December 24, 2005:
The UN observer force along the Ethiopia-Eritrea border is apparently discounting reports that Ethiopia and Eritrea are "on the verge of war." Those reports have been cropping up for the last two weeks. However, the UN missions says that the border area remains "tense." The UN Security Council threatened economic and political sanctions against Ethiopia and Eritrea. Ethiopia had to let the boundary commission begin marking the new border. Eritrea had to permit UN helicopter recon and support flights. The deadline for compliance was December 23, but as with most UN deadlines, there's wriggle room. UN observers have until the first week of January to assess compliance. That gives Ethiopia and Eritrea time to claim they have stood up to international pressure (domestic politics) and yet substantially meet the UN's requirements (international politics).
Meanwhile, both countries are becoming unstable, and their governments are cracking down on dissent. In Ethiopia, 40,000 people were arrested after recent political demonstrations. Most were soon released, but about 3,000 are still held, and 131 politicians, journalists and other activists are being tried on criminal charges. Eritrea is turning into a police state, with the government using the threat of attack by Ethiopia as the reason for such authoritarian measures.
December 23, 2005: Ethiopian and Eritrean troops pulled away from the border. The Ethiopian "pull back" was termed "significant." Each side is believed to have about 100,000 troops (8-10 divisions) at the border. There have been reported of two or more Ethiopian moving back from the border.

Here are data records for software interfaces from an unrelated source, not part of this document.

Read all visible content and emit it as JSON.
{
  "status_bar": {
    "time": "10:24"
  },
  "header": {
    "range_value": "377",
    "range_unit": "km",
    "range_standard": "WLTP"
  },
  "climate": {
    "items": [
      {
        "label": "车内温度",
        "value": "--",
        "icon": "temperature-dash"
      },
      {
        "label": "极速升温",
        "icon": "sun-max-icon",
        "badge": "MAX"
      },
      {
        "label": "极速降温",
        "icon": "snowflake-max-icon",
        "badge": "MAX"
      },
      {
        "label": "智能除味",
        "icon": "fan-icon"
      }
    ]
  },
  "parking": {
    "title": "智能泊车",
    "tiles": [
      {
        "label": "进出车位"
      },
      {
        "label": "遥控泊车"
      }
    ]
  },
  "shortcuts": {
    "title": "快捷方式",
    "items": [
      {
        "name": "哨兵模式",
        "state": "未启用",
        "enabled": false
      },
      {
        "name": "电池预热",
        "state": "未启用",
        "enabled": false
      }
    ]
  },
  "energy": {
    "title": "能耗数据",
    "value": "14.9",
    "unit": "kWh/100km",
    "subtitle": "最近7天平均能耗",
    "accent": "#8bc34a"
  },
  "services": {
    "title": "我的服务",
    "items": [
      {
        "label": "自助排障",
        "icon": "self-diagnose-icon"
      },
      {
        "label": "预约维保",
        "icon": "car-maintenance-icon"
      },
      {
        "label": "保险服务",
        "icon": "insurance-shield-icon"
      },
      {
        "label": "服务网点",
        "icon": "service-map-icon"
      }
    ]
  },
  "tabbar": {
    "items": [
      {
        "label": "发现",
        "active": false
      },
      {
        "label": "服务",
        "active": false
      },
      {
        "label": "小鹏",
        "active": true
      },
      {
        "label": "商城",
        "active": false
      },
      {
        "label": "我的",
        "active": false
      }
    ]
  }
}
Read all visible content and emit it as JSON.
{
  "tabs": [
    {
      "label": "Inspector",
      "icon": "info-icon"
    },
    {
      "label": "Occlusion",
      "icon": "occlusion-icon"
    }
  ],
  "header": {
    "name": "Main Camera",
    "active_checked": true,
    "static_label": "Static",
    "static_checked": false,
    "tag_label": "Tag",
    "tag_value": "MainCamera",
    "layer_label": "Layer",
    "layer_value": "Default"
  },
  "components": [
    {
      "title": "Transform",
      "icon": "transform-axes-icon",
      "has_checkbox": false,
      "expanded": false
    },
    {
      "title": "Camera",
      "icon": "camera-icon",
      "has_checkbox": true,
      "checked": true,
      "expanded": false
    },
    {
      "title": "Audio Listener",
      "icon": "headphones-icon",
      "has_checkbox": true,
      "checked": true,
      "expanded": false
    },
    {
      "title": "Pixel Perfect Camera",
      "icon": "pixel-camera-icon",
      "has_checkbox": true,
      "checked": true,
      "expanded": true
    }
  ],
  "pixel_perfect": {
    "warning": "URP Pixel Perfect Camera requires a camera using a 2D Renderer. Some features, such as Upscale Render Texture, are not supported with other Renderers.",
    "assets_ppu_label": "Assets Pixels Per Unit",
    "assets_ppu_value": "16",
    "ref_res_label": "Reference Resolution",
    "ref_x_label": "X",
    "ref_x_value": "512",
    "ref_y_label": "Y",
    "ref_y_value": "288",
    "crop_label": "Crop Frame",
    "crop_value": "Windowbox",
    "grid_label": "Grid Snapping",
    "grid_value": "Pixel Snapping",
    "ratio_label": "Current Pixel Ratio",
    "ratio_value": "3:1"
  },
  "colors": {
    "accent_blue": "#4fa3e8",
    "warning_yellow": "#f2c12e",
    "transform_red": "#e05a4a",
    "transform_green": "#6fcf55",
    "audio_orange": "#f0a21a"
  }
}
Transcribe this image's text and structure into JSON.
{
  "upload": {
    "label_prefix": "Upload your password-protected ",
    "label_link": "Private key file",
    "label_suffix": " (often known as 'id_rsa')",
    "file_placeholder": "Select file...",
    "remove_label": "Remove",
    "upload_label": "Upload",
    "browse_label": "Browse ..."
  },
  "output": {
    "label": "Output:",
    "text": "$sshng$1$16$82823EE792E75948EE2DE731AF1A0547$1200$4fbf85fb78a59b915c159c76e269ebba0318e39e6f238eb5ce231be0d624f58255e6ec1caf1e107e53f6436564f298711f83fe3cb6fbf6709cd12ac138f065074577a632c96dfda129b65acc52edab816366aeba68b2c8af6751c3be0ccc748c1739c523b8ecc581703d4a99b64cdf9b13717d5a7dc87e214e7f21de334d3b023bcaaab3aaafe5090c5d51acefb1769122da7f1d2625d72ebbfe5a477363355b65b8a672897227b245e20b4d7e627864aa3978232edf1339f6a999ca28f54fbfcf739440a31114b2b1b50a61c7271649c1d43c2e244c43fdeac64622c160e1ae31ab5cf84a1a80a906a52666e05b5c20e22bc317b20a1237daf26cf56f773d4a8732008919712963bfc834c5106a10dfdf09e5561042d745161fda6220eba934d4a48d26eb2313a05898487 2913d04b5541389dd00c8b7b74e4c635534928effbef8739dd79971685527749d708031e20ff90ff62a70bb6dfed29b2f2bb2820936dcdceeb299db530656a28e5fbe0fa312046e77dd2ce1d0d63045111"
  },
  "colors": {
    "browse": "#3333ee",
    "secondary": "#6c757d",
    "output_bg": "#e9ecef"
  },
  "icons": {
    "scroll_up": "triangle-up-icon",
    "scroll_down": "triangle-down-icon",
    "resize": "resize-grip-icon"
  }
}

December 19, 2005: The Eritrea-Ethiopia Claims Commission (EECC) at the Permanent Court of Arbitration in The Hague, has found Ethiopia guilty of destroying Eritrean property along the border. Ethiopian claims against Eritrea were dismissed.